**Data**

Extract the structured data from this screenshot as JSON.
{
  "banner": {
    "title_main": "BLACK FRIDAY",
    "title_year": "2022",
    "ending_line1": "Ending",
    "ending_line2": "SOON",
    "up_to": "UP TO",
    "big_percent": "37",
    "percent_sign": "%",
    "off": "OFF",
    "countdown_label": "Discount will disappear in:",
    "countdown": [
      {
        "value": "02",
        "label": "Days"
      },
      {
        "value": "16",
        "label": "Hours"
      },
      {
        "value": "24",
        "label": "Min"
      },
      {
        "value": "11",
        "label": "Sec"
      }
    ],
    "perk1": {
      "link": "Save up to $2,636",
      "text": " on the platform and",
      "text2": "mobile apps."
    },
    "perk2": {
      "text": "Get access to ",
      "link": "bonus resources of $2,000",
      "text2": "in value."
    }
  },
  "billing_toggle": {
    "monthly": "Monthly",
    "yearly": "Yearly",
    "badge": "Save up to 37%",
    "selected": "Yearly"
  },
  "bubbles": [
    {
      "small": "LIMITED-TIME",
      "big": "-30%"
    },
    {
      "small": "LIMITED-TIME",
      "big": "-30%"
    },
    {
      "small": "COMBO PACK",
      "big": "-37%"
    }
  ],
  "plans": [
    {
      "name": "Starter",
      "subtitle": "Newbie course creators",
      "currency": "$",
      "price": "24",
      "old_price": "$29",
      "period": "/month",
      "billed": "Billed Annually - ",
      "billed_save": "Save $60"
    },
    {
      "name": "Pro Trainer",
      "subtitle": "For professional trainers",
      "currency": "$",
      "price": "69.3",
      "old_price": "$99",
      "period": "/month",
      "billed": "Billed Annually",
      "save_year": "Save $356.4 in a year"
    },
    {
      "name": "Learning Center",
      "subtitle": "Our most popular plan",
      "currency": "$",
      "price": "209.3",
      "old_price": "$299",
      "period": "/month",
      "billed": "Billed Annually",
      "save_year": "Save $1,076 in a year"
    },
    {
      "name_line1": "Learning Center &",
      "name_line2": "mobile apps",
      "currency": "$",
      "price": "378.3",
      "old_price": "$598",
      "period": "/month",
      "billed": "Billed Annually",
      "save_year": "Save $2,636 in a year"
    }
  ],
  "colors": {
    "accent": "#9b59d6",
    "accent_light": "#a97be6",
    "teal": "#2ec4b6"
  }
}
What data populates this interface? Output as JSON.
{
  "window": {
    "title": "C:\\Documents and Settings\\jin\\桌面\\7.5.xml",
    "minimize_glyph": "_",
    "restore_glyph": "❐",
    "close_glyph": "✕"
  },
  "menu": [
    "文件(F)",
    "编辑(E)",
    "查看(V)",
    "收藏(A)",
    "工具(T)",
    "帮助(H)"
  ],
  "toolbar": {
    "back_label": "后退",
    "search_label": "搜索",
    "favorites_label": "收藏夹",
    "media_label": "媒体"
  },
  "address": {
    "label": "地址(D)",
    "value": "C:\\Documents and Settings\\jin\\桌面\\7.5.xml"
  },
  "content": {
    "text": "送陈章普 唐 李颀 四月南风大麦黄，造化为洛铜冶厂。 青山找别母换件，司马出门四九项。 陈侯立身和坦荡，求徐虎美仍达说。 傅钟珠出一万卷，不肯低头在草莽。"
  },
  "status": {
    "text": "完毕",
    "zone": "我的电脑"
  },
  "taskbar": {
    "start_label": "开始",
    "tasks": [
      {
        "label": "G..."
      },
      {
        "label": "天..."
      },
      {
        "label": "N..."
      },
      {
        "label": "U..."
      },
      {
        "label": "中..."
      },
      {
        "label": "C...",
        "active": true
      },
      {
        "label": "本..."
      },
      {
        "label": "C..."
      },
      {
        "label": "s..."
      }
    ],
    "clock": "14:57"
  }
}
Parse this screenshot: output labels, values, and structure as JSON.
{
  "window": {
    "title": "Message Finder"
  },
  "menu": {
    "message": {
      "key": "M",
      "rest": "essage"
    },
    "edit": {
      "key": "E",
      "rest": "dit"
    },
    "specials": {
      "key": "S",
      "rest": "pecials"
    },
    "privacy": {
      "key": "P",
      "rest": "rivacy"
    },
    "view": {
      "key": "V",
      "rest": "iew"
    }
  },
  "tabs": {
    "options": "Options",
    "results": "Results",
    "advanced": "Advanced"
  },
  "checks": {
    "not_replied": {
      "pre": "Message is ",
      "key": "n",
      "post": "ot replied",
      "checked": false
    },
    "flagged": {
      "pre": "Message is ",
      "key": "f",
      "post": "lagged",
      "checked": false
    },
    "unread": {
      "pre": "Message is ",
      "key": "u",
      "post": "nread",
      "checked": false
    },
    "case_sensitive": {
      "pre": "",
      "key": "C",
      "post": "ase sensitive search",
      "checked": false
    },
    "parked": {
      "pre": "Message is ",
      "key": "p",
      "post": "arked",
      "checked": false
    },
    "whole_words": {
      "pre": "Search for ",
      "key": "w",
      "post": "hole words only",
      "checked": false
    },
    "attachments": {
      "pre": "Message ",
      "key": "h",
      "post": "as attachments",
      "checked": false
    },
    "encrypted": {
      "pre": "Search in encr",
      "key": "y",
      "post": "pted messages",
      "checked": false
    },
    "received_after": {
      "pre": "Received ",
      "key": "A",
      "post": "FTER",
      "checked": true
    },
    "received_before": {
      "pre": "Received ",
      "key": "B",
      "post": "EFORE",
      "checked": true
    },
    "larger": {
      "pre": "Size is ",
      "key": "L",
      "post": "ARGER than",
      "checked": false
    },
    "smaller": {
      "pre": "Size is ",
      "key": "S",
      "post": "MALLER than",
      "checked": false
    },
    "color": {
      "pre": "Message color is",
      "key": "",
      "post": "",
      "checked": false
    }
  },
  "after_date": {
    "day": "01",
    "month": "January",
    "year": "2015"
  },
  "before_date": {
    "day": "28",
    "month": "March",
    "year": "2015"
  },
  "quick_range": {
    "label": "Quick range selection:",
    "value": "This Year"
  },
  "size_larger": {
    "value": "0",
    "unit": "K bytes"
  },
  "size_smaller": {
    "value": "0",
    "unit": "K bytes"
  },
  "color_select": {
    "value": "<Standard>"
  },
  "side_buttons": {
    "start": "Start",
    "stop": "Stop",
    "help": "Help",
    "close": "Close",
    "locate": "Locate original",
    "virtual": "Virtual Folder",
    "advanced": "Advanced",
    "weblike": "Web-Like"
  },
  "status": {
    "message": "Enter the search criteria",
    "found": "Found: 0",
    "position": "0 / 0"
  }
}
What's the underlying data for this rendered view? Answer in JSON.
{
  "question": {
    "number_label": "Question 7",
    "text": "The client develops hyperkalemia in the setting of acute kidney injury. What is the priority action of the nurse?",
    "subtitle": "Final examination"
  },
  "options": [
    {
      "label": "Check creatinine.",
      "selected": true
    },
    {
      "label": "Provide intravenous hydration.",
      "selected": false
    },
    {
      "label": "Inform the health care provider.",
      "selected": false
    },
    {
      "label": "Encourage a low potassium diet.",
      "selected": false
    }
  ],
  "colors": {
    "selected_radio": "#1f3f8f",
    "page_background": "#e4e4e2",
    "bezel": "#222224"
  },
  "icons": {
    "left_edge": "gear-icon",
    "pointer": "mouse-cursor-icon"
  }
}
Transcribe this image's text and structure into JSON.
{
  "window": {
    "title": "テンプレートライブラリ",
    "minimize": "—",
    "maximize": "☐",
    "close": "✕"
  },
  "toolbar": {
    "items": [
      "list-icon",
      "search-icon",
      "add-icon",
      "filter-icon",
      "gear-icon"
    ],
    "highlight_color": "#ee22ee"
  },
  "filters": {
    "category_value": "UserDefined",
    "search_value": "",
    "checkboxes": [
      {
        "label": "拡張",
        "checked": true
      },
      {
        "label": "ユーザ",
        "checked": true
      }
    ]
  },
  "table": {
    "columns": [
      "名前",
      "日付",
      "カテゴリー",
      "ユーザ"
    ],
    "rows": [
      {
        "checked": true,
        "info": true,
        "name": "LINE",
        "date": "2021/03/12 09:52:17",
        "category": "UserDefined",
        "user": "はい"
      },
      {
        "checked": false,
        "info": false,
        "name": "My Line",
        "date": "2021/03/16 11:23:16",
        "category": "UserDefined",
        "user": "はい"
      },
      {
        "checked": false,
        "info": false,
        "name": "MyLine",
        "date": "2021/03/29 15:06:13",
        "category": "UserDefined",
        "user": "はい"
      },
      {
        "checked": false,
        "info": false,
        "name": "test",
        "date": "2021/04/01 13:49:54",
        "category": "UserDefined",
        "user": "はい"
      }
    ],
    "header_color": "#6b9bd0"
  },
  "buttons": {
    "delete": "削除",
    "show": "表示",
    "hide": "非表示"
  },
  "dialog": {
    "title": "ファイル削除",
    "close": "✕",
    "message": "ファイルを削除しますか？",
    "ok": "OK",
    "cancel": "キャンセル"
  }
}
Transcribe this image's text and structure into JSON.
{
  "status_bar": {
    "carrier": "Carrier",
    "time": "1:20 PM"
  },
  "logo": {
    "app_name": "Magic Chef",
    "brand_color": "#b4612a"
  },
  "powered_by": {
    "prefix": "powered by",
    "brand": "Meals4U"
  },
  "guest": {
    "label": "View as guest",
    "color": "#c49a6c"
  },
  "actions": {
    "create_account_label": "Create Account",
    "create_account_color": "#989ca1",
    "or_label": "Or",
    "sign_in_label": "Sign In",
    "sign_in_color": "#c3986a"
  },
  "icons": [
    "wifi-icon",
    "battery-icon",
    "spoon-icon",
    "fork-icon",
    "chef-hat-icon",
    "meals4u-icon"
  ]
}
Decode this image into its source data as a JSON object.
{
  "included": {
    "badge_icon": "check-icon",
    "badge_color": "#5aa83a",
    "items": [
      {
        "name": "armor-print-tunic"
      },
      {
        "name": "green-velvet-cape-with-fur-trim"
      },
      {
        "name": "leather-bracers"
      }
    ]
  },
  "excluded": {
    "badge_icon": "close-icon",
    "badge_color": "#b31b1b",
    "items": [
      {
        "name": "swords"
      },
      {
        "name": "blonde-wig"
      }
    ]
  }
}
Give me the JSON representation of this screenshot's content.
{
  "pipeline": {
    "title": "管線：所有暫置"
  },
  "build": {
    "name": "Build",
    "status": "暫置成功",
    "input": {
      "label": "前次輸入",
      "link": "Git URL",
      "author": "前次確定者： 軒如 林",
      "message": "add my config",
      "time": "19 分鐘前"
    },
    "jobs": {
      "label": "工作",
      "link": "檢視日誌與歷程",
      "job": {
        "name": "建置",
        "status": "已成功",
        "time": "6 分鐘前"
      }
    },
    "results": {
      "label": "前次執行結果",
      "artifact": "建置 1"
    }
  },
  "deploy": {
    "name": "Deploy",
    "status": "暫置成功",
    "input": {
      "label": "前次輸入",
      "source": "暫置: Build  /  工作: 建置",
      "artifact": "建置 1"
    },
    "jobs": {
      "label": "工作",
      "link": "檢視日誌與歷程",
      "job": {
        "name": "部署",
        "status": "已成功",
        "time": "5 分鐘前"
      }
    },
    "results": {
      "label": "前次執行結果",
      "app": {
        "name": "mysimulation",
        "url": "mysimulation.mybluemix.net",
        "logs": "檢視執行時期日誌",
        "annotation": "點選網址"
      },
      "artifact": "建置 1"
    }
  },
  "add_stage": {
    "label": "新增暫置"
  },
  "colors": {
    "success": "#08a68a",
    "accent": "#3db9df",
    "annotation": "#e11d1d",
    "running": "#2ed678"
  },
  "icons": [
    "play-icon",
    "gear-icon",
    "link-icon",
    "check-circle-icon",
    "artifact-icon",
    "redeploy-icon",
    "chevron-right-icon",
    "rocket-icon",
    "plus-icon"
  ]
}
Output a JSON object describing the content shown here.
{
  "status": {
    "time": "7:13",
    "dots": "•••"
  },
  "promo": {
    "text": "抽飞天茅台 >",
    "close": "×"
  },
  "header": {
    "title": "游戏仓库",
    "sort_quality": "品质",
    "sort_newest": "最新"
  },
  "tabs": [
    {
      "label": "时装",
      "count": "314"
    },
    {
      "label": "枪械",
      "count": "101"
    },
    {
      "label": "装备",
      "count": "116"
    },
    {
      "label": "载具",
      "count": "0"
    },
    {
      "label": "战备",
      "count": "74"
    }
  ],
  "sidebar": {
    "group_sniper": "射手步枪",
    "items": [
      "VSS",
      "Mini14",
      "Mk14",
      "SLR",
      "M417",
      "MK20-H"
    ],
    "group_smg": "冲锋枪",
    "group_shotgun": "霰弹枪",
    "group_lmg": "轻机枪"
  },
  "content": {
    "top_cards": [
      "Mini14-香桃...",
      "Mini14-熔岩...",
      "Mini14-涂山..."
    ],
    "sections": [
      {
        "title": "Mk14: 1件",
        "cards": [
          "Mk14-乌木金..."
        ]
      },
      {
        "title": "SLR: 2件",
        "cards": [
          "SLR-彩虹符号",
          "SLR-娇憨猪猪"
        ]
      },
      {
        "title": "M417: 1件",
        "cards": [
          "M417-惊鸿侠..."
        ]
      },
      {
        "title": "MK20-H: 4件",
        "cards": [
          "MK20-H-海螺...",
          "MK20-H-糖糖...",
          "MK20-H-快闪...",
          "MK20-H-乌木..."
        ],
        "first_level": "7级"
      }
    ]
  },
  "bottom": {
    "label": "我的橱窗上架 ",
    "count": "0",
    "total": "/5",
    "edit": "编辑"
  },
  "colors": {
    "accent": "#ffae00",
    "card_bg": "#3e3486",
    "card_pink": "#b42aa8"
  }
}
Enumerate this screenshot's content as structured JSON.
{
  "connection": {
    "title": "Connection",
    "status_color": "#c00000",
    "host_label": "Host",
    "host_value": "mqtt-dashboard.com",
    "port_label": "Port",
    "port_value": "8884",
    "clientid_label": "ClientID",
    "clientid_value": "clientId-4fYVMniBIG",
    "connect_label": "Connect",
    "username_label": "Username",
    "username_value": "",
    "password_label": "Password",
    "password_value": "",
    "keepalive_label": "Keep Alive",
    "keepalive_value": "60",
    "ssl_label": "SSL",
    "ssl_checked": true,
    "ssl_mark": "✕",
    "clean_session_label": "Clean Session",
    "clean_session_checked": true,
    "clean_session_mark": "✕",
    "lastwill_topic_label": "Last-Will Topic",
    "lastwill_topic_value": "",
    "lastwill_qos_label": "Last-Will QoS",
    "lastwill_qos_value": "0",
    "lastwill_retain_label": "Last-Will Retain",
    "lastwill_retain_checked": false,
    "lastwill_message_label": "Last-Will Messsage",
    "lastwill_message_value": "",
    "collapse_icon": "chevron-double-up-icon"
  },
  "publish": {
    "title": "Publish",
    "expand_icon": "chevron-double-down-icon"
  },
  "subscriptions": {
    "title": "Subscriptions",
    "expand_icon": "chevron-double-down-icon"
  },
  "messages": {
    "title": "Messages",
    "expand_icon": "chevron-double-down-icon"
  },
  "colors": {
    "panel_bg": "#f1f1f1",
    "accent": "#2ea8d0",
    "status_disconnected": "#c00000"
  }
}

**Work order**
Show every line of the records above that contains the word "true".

**Completed task**
        "active": true
      "checked": true
      "checked": true
      "selected": true
        "checked": true
        "checked": true
        "checked": true,
        "info": true,
    "ssl_checked": true,
    "clean_session_checked": true,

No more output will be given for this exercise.